### YOUR OBJECTIVE
Word for word, the data below must be repeated in full; no picture is to be included.

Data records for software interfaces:
- - - - -

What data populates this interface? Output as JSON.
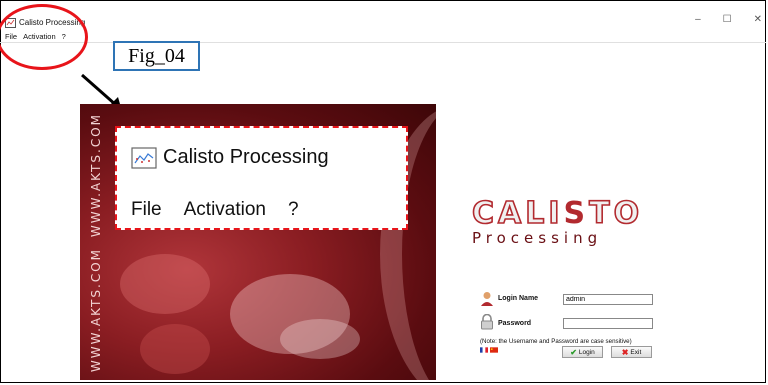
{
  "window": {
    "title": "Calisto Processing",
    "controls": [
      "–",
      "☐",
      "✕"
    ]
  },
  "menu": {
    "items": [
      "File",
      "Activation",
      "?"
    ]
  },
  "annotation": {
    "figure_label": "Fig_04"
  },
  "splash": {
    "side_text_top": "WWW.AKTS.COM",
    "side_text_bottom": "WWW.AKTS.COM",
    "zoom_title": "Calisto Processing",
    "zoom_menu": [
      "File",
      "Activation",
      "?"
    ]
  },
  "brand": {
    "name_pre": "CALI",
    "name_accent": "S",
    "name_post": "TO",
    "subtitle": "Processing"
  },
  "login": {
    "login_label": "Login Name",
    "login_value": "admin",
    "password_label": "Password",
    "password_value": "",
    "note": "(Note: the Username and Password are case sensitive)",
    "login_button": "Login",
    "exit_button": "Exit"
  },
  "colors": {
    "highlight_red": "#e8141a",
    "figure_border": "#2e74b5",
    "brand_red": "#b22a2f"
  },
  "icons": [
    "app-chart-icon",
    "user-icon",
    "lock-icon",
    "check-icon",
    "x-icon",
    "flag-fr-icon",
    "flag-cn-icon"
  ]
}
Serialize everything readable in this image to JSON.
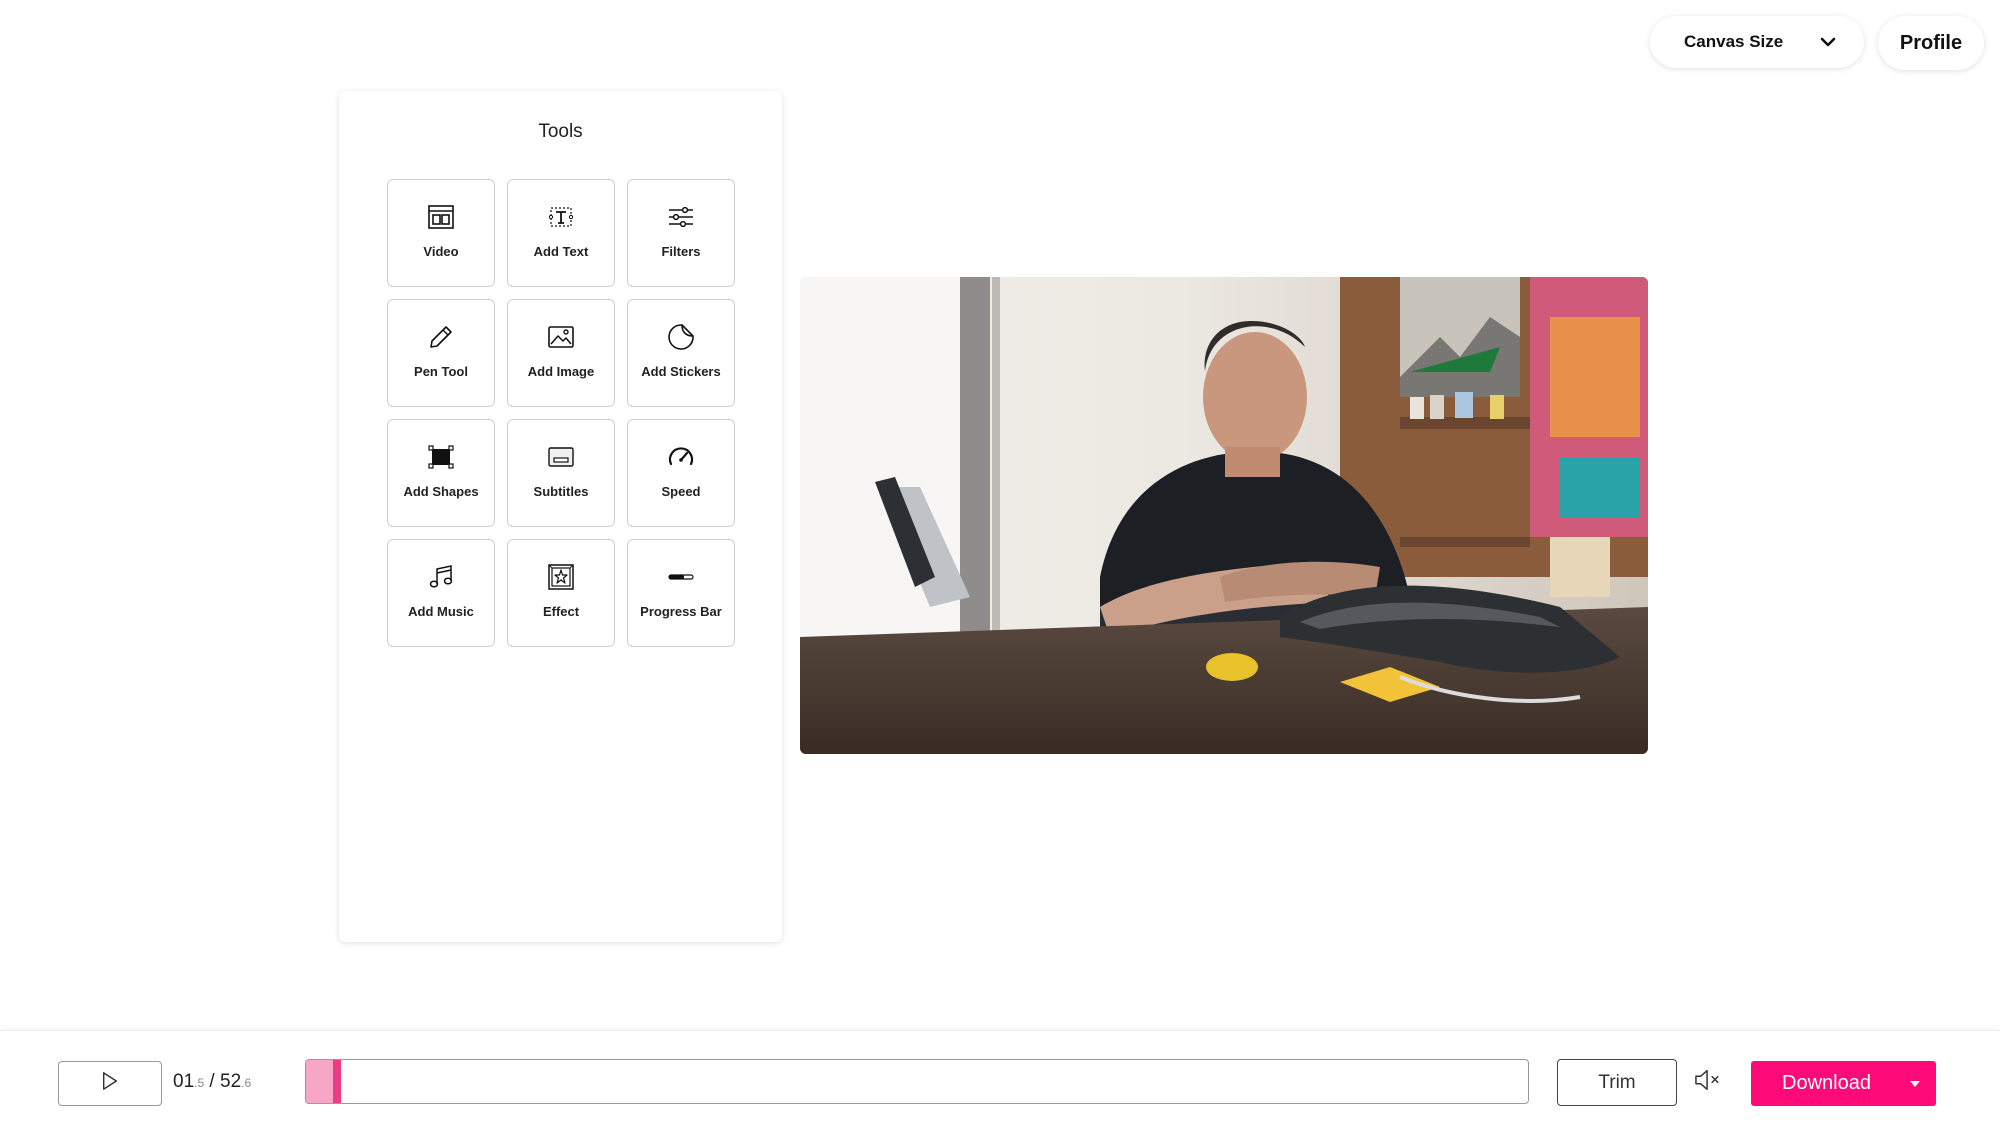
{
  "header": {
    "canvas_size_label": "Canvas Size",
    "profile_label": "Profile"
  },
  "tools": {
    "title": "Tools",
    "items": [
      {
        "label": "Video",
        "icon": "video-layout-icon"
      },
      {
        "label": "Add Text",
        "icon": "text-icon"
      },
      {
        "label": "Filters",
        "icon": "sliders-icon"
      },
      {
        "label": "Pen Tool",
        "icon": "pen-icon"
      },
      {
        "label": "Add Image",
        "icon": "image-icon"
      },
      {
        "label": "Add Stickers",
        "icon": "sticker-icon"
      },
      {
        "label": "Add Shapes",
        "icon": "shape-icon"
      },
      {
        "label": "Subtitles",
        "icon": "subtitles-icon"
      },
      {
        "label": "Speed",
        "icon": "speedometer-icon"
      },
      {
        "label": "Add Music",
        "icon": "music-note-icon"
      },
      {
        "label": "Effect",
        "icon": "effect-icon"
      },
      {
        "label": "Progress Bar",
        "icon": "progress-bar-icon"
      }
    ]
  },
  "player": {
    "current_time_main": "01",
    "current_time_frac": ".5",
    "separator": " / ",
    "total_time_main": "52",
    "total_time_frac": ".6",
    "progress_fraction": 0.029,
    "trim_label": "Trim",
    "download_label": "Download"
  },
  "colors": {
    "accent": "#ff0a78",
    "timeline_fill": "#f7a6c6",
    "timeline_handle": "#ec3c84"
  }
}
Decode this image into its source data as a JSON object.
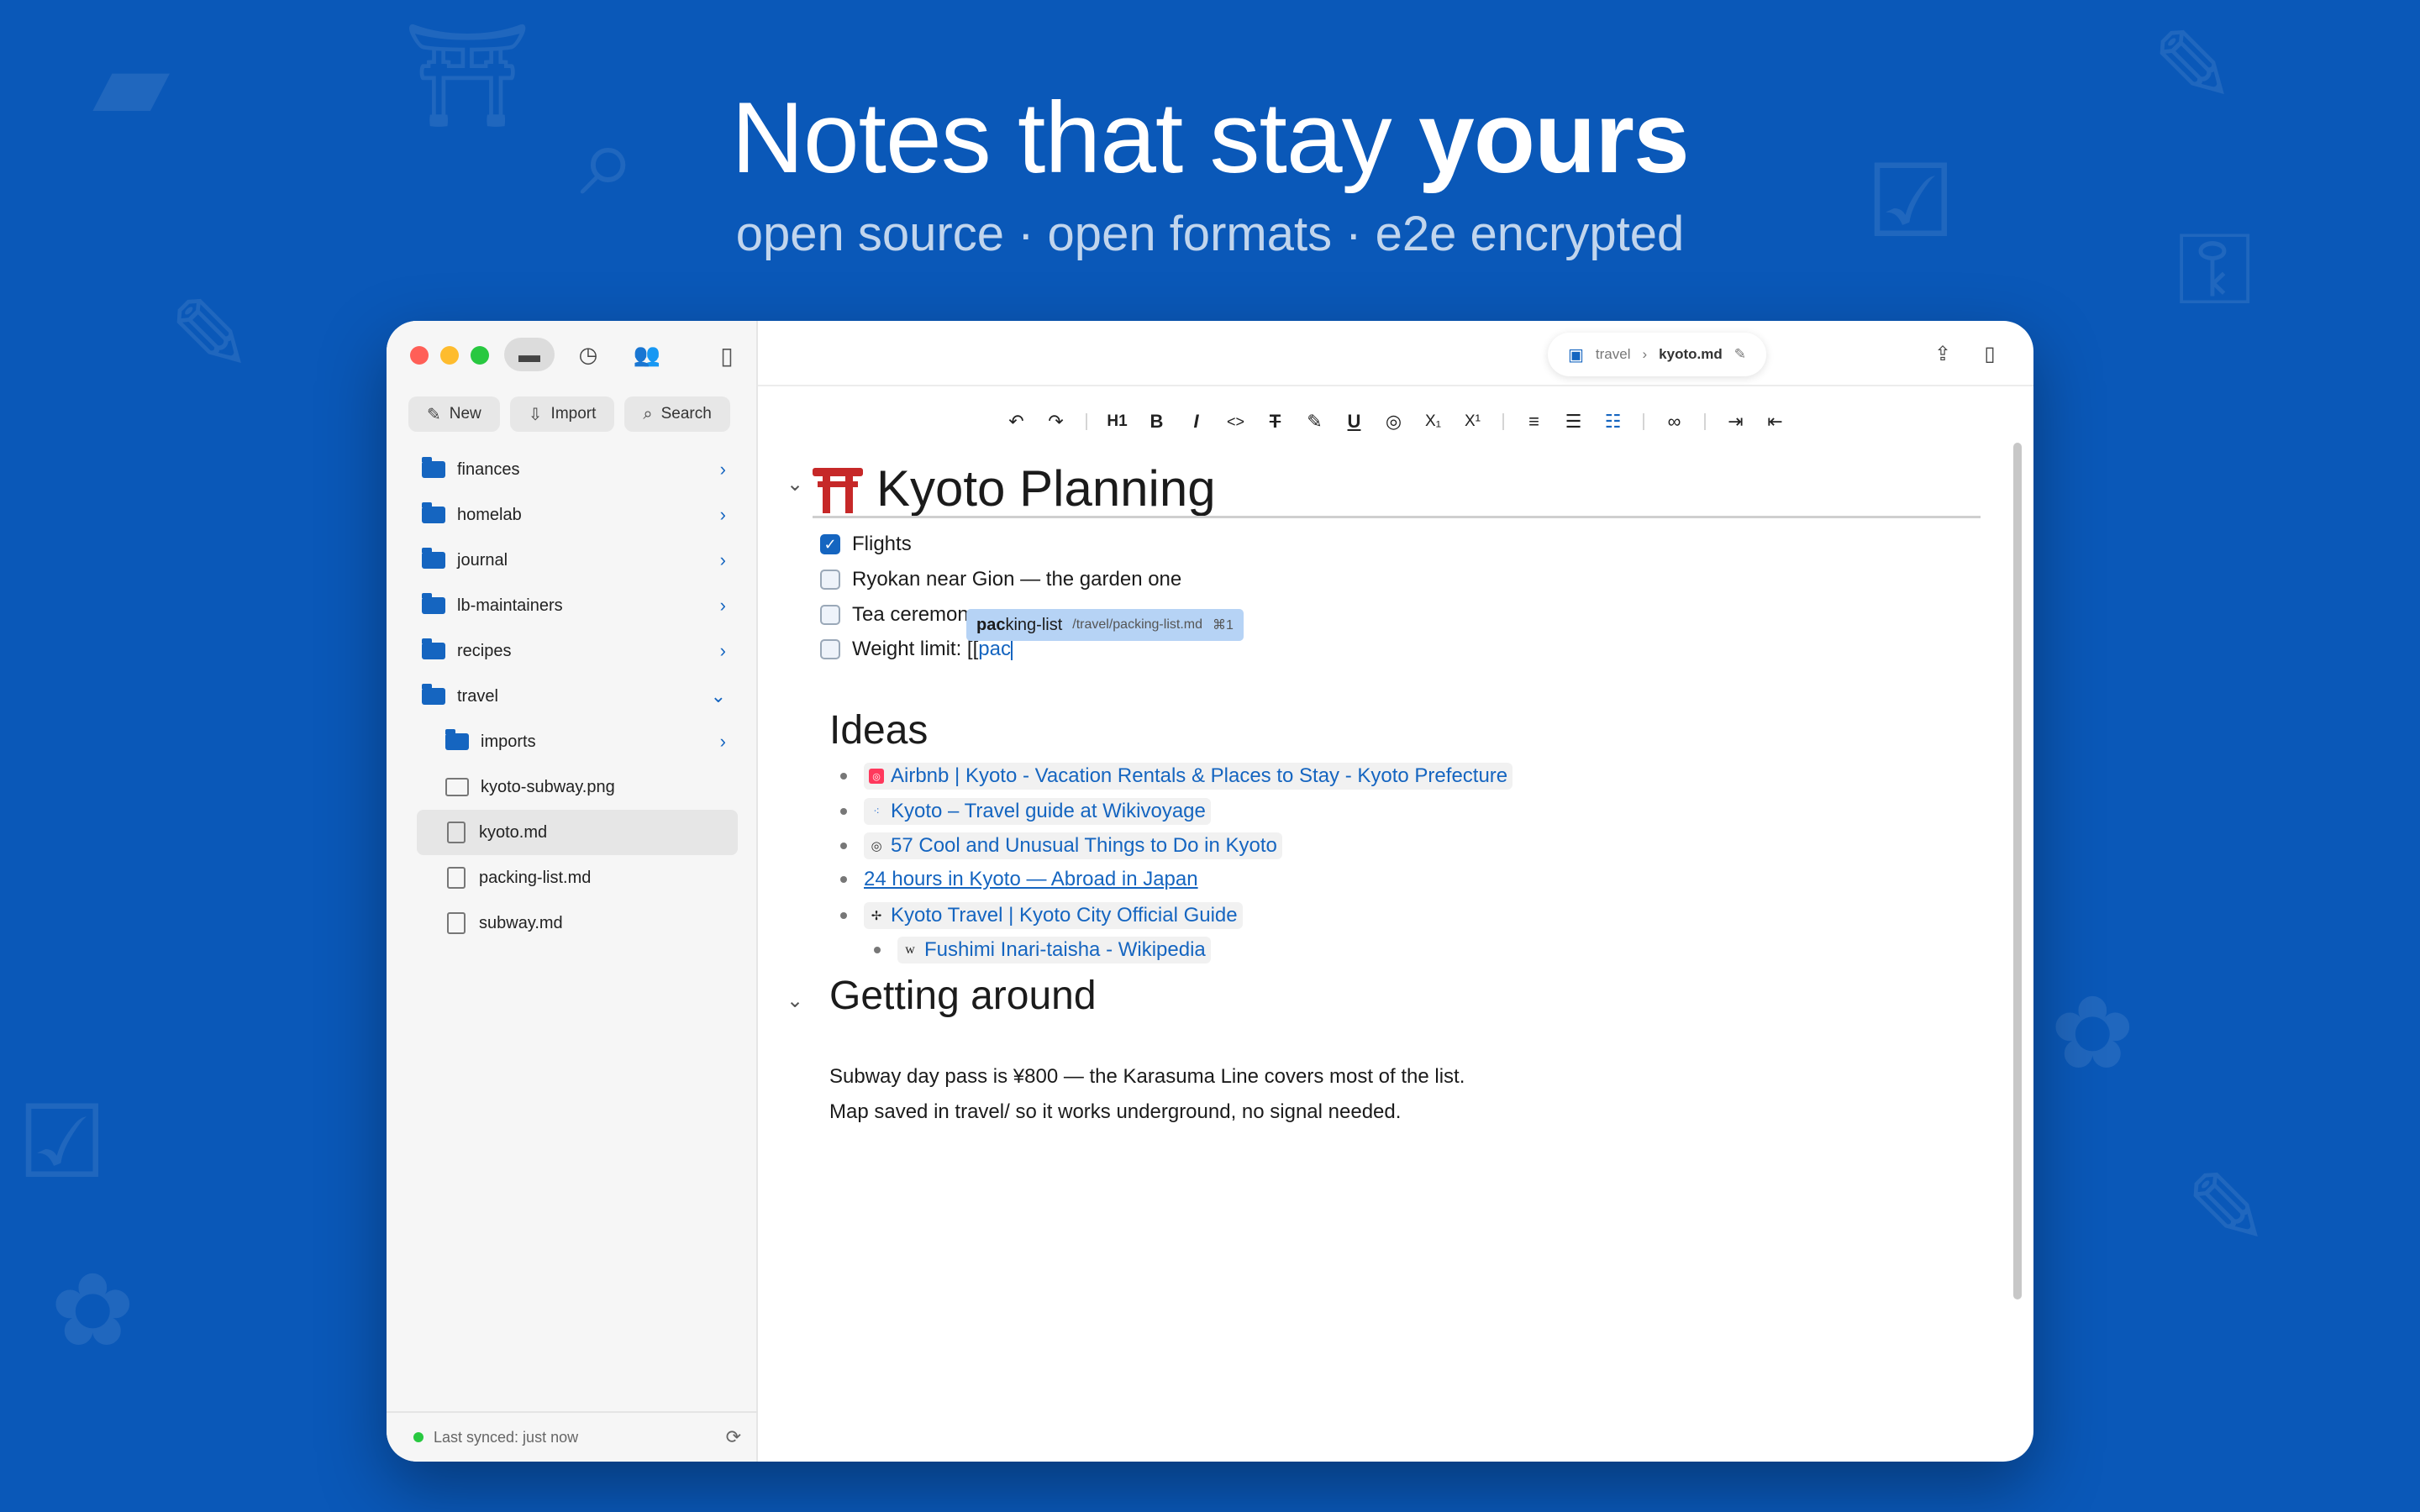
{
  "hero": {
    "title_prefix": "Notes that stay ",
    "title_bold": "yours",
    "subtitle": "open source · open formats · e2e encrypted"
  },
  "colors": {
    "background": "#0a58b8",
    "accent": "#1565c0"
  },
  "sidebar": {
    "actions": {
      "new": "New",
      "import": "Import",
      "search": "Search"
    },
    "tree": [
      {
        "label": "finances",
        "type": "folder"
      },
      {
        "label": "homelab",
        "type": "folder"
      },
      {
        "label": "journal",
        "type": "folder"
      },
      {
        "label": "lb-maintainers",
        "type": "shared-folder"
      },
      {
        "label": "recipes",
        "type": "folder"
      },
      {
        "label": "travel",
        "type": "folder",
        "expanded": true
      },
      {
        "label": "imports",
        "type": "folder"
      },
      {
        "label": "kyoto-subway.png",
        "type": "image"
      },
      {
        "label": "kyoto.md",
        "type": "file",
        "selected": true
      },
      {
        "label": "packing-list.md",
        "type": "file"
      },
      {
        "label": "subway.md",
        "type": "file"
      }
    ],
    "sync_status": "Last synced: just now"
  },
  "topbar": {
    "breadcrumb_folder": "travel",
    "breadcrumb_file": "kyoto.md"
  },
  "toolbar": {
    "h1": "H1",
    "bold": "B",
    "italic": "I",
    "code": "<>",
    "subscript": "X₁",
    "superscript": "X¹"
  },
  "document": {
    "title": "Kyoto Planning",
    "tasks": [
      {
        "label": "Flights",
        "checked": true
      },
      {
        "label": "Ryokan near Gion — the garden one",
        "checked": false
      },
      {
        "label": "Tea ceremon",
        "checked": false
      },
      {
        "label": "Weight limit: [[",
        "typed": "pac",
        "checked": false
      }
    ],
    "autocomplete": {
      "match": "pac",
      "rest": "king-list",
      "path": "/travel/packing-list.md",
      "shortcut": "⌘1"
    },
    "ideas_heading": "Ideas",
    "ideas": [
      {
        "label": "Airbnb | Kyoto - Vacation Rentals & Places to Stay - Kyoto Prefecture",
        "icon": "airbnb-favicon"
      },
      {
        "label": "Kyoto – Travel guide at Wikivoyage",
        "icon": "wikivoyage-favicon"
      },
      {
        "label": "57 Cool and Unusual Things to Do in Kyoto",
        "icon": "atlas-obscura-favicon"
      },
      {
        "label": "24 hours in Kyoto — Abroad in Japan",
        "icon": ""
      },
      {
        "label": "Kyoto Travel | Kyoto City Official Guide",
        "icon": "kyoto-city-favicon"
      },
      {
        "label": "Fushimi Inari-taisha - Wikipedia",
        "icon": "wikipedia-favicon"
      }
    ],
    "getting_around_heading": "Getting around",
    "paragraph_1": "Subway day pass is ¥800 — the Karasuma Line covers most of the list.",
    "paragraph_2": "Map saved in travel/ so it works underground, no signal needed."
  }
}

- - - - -

### RESULT OF THIS TASK
What data populates this interface? Output as JSON.
{
  "window": {
    "title": "Calisto Processing",
    "controls": [
      "–",
      "☐",
      "✕"
    ]
  },
  "menu": {
    "items": [
      "File",
      "Activation",
      "?"
    ]
  },
  "annotation": {
    "figure_label": "Fig_04"
  },
  "splash": {
    "side_text_top": "WWW.AKTS.COM",
    "side_text_bottom": "WWW.AKTS.COM",
    "zoom_title": "Calisto Processing",
    "zoom_menu": [
      "File",
      "Activation",
      "?"
    ]
  },
  "brand": {
    "name_pre": "CALI",
    "name_accent": "S",
    "name_post": "TO",
    "subtitle": "Processing"
  },
  "login": {
    "login_label": "Login Name",
    "login_value": "admin",
    "password_label": "Password",
    "password_value": "",
    "note": "(Note: the Username and Password are case sensitive)",
    "login_button": "Login",
    "exit_button": "Exit"
  },
  "colors": {
    "highlight_red": "#e8141a",
    "figure_border": "#2e74b5",
    "brand_red": "#b22a2f"
  },
  "icons": [
    "app-chart-icon",
    "user-icon",
    "lock-icon",
    "check-icon",
    "x-icon",
    "flag-fr-icon",
    "flag-cn-icon"
  ]
}
Serialize everything readable in this image to JSON.
{
  "header": {
    "canvas_size_label": "Canvas Size",
    "profile_label": "Profile"
  },
  "tools": {
    "title": "Tools",
    "items": [
      {
        "label": "Video",
        "icon": "video-layout-icon"
      },
      {
        "label": "Add Text",
        "icon": "text-icon"
      },
      {
        "label": "Filters",
        "icon": "sliders-icon"
      },
      {
        "label": "Pen Tool",
        "icon": "pen-icon"
      },
      {
        "label": "Add Image",
        "icon": "image-icon"
      },
      {
        "label": "Add Stickers",
        "icon": "sticker-icon"
      },
      {
        "label": "Add Shapes",
        "icon": "shape-icon"
      },
      {
        "label": "Subtitles",
        "icon": "subtitles-icon"
      },
      {
        "label": "Speed",
        "icon": "speedometer-icon"
      },
      {
        "label": "Add Music",
        "icon": "music-note-icon"
      },
      {
        "label": "Effect",
        "icon": "effect-icon"
      },
      {
        "label": "Progress Bar",
        "icon": "progress-bar-icon"
      }
    ]
  },
  "player": {
    "current_time_main": "01",
    "current_time_frac": ".5",
    "separator": " / ",
    "total_time_main": "52",
    "total_time_frac": ".6",
    "progress_fraction": 0.029,
    "trim_label": "Trim",
    "download_label": "Download"
  },
  "colors": {
    "accent": "#ff0a78",
    "timeline_fill": "#f7a6c6",
    "timeline_handle": "#ec3c84"
  }
}
Decode this image into its source data as a JSON object.
{
  "hero": {
    "title_prefix": "Notes that stay ",
    "title_bold": "yours",
    "subtitle": "open source · open formats · e2e encrypted"
  },
  "colors": {
    "background": "#0a58b8",
    "accent": "#1565c0"
  },
  "sidebar": {
    "actions": {
      "new": "New",
      "import": "Import",
      "search": "Search"
    },
    "tree": [
      {
        "label": "finances",
        "type": "folder"
      },
      {
        "label": "homelab",
        "type": "folder"
      },
      {
        "label": "journal",
        "type": "folder"
      },
      {
        "label": "lb-maintainers",
        "type": "shared-folder"
      },
      {
        "label": "recipes",
        "type": "folder"
      },
      {
        "label": "travel",
        "type": "folder",
        "expanded": true
      },
      {
        "label": "imports",
        "type": "folder"
      },
      {
        "label": "kyoto-subway.png",
        "type": "image"
      },
      {
        "label": "kyoto.md",
        "type": "file",
        "selected": true
      },
      {
        "label": "packing-list.md",
        "type": "file"
      },
      {
        "label": "subway.md",
        "type": "file"
      }
    ],
    "sync_status": "Last synced: just now"
  },
  "topbar": {
    "breadcrumb_folder": "travel",
    "breadcrumb_file": "kyoto.md"
  },
  "toolbar": {
    "h1": "H1",
    "bold": "B",
    "italic": "I",
    "code": "<>",
    "subscript": "X₁",
    "superscript": "X¹"
  },
  "document": {
    "title": "Kyoto Planning",
    "tasks": [
      {
        "label": "Flights",
        "checked": true
      },
      {
        "label": "Ryokan near Gion — the garden one",
        "checked": false
      },
      {
        "label": "Tea ceremon",
        "checked": false
      },
      {
        "label": "Weight limit: [[",
        "typed": "pac",
        "checked": false
      }
    ],
    "autocomplete": {
      "match": "pac",
      "rest": "king-list",
      "path": "/travel/packing-list.md",
      "shortcut": "⌘1"
    },
    "ideas_heading": "Ideas",
    "ideas": [
      {
        "label": "Airbnb | Kyoto - Vacation Rentals & Places to Stay - Kyoto Prefecture",
        "icon": "airbnb-favicon"
      },
      {
        "label": "Kyoto – Travel guide at Wikivoyage",
        "icon": "wikivoyage-favicon"
      },
      {
        "label": "57 Cool and Unusual Things to Do in Kyoto",
        "icon": "atlas-obscura-favicon"
      },
      {
        "label": "24 hours in Kyoto — Abroad in Japan",
        "icon": ""
      },
      {
        "label": "Kyoto Travel | Kyoto City Official Guide",
        "icon": "kyoto-city-favicon"
      },
      {
        "label": "Fushimi Inari-taisha - Wikipedia",
        "icon": "wikipedia-favicon"
      }
    ],
    "getting_around_heading": "Getting around",
    "paragraph_1": "Subway day pass is ¥800 — the Karasuma Line covers most of the list.",
    "paragraph_2": "Map saved in travel/ so it works underground, no signal needed."
  }
}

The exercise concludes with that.